Task to carry out:
Identify and pull out each line of the entries in which "title" occurs.

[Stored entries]
▬▬▬▬▬▬▬▬▬▬

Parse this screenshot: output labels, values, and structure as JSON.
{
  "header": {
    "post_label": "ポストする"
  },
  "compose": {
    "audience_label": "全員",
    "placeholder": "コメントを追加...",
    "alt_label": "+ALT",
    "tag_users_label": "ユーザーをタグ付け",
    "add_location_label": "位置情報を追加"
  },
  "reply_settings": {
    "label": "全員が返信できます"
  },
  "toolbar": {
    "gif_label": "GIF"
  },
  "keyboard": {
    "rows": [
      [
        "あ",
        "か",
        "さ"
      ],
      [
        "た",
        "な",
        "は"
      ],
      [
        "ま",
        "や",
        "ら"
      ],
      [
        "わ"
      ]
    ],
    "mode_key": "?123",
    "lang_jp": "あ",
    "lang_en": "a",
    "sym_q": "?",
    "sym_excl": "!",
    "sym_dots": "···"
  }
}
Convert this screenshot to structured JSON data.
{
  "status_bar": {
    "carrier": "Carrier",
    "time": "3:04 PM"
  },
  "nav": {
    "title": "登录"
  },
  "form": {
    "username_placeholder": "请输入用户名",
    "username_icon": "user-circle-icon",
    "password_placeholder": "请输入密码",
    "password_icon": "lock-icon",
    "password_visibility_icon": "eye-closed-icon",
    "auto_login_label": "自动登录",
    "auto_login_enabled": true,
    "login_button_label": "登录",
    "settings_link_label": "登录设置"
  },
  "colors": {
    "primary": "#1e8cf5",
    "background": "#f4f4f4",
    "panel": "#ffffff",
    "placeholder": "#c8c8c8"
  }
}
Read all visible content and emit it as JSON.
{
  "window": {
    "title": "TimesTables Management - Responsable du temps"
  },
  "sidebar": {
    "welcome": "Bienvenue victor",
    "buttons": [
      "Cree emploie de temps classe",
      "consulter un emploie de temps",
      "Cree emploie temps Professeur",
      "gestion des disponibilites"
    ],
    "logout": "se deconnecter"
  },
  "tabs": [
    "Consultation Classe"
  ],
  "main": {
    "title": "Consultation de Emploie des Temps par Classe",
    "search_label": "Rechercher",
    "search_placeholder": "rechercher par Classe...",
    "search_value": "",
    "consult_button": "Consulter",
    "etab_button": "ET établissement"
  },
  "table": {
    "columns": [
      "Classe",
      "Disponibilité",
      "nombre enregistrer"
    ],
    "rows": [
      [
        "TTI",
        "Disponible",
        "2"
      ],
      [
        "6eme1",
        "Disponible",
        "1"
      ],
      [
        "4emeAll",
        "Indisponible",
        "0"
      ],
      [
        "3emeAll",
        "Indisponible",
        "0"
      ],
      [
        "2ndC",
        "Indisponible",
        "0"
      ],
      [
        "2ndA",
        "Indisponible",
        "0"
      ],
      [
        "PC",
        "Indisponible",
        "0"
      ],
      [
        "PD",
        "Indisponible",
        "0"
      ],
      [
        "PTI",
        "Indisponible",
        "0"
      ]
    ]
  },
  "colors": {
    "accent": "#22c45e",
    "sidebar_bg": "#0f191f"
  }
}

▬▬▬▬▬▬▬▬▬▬

Response for this exercise:
    "title": "登录"
    "title": "TimesTables Management - Responsable du temps"
    "title": "Consultation de Emploie des Temps par Classe",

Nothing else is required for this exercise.